VALLEY CENTER, Kan. (KSNW) — Valley Center announced it’s working with a local company to develop the state’s first 3D-printed home community. It would be the first of its kind in Kansas. 

To some, it may feel like we’ve catapulted to the future, but an expert said this technology has been used in Europe for years. CEO of CrainCo3D (CC3D) Eric Ross went overseas to learn the process of 3D home printing. He said many of the construction methods aren’t too different from a traditional home.

“You’ll have the contractor come out level the pad. You’ll have a nice little dirt pad and pour some footings, then we bring in the printing equipment,” said Ross. 

Ross claims the machine used by CC3D can print 2,400 square foot structures by layering cement a few inches at a time.

“The actual head that is printing is about a two-inch nozzle connected to a concrete pump and hose that pushes the concrete through that hose, and then a computer program gives it a tool path to tell them where that head needs to be to lay down that beat of concrete,” explained Ross. 

After printing all the walls, they set their trusses and install the roof, doors, windows, and interior finishes.

“The 3D printing process kind of takes the place of the framing, drywall, and siding,” Ross continued. 

Due to that, the process of building the home is faster.

“We’re projecting to be able to save at least two to four weeks on projects,” added Ross. 

Ross said 3D printing is about 10-15% cheaper because of reduced labor costs. Those savings, said builder Bob Cook, can be impactful for many.

“There’s so many people now that are out of the entry-level market just because the cost has gotten so high with the cost of materials and labor.
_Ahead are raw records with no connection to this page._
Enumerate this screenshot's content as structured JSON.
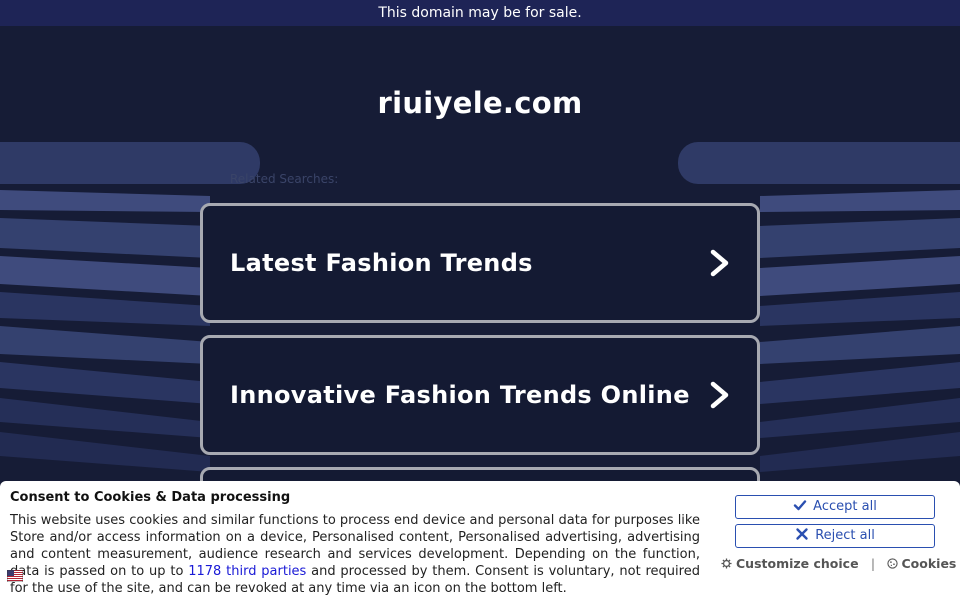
{
  "banner": {
    "text": "This domain may be for sale."
  },
  "hero": {
    "domain": "riuiyele.com",
    "related_label": "Related Searches:",
    "results": [
      {
        "label": "Latest Fashion Trends",
        "icon": "chevron-right-icon"
      },
      {
        "label": "Innovative Fashion Trends Online",
        "icon": "chevron-right-icon"
      }
    ]
  },
  "consent": {
    "title": "Consent to Cookies & Data processing",
    "text_before_link": "This website uses cookies and similar functions to process end device and personal data for purposes like Store and/or access information on a device, Personalised content, Personalised advertising, advertising and content measurement, audience research and services development. Depending on the function, data is passed on to up to ",
    "link_text": "1178 third parties",
    "text_after_link": " and processed by them. Consent is voluntary, not required for the use of the site, and can be revoked at any time via an icon on the bottom left.",
    "accept_label": "Accept all",
    "reject_label": "Reject all",
    "customize_label": "Customize choice",
    "separator": "|",
    "cookies_label": "Cookies"
  },
  "colors": {
    "banner_bg": "#1e2456",
    "page_bg": "#141a33",
    "card_border": "#a7a9b1",
    "button_accent": "#2a4fb0",
    "link": "#1a1ad6"
  }
}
If it gets people into the market and they get a chance to be homeowners and start building some equity, then I’m all for it,” said Cook. 

Builder Paul Gray is excited about this new technology. 

“That’s the funnest part of this. It’s figuring out a new way to do everything. I mean, I personally like challenges. I picked this business because there’s no part of building that’s easy. Every day is something new,” said Gray.